BEGIN RECORDS FOR THE TASK
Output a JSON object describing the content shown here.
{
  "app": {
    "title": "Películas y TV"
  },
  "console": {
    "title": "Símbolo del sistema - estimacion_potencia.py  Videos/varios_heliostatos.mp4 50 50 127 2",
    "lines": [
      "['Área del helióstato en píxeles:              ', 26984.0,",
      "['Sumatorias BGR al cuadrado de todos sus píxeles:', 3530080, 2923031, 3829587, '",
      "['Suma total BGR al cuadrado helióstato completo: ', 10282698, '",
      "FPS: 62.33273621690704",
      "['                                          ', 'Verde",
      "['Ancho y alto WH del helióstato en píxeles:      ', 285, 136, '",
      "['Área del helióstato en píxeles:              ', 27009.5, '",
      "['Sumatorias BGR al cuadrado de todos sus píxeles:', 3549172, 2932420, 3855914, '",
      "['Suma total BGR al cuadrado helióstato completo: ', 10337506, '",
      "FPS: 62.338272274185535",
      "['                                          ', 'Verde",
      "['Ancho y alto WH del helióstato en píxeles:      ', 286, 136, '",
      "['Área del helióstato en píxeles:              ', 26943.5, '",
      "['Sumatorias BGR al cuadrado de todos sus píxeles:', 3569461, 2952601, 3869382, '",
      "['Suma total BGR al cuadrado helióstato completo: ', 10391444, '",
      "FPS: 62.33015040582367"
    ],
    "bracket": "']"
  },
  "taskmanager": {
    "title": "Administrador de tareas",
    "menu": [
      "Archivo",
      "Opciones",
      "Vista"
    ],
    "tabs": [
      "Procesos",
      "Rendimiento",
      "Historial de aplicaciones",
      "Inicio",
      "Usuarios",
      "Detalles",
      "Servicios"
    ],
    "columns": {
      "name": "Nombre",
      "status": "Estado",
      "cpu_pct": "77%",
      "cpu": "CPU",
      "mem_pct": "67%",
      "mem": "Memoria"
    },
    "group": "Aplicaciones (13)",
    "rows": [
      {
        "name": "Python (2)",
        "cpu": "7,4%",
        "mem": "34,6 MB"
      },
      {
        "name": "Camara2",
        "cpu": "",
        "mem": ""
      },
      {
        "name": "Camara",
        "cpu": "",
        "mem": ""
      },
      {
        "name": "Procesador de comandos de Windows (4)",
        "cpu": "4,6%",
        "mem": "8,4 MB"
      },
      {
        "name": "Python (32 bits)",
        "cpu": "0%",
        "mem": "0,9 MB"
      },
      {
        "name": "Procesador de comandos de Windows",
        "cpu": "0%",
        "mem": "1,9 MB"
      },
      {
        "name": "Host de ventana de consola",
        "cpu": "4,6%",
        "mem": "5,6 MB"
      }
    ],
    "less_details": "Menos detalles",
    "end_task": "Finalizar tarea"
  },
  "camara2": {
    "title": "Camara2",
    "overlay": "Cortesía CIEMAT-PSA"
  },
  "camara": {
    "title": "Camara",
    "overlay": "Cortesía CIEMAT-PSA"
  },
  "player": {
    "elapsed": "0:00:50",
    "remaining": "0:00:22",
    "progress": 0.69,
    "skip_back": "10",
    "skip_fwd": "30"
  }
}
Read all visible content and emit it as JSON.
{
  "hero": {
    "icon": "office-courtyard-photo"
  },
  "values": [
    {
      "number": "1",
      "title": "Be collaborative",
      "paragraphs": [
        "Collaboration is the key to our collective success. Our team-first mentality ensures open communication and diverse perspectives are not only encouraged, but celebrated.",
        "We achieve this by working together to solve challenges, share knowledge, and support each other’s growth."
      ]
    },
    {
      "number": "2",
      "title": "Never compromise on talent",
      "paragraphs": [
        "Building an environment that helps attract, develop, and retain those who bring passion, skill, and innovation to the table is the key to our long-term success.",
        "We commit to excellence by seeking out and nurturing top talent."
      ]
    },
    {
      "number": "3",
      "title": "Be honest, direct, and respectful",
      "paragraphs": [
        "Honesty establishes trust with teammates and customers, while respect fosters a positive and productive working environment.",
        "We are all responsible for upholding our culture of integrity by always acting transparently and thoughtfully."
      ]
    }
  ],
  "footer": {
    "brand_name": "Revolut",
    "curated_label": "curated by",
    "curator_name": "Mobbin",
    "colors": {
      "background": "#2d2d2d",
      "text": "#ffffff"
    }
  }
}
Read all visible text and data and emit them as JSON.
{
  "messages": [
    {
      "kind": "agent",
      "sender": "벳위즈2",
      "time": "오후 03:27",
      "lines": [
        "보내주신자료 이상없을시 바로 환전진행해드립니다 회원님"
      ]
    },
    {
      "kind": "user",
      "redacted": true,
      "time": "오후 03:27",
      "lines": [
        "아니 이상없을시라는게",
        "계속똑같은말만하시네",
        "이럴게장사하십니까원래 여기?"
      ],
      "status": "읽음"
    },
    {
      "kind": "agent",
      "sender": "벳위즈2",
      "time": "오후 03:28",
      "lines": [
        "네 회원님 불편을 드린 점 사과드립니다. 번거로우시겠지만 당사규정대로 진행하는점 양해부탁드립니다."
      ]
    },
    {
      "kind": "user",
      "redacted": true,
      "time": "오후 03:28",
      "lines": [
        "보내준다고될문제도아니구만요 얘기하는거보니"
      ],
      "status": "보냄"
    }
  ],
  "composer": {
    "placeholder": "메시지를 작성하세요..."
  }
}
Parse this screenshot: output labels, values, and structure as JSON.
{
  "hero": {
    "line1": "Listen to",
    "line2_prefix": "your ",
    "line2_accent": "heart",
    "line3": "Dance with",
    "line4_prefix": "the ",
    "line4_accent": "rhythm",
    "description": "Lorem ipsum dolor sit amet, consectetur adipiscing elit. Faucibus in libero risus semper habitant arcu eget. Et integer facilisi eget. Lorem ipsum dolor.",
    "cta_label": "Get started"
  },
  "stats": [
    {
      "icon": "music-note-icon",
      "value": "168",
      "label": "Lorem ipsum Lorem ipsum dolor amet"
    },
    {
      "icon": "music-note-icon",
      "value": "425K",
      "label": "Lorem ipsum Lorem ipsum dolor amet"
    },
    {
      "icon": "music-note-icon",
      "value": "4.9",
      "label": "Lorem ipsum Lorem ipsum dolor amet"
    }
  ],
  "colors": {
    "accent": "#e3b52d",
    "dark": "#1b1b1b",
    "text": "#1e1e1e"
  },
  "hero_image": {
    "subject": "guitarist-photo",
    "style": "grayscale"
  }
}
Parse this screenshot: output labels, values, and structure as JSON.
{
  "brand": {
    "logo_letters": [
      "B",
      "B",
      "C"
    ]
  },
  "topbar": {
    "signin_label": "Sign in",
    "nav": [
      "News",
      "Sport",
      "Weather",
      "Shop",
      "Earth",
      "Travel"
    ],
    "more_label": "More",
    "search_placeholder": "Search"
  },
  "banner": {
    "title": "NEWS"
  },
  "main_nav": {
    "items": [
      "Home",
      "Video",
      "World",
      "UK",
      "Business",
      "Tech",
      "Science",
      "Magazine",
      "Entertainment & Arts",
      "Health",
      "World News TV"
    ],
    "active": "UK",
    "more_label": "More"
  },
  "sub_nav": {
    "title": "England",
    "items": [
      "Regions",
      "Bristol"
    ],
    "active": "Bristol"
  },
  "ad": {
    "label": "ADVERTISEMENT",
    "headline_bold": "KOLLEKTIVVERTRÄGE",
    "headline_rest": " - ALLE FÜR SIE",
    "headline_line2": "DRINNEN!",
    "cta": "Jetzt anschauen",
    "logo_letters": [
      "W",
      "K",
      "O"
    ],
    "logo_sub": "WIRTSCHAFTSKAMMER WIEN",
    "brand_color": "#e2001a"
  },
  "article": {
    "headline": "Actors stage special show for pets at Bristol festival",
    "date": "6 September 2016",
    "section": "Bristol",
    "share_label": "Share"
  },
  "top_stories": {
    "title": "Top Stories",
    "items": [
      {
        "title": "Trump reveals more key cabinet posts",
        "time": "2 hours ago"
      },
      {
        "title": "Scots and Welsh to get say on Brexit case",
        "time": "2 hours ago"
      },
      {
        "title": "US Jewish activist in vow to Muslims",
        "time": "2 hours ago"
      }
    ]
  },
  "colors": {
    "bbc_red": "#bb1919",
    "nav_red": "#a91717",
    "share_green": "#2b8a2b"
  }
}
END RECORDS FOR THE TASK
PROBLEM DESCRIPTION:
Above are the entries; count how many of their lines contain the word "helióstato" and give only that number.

TASK OUTPUT:
8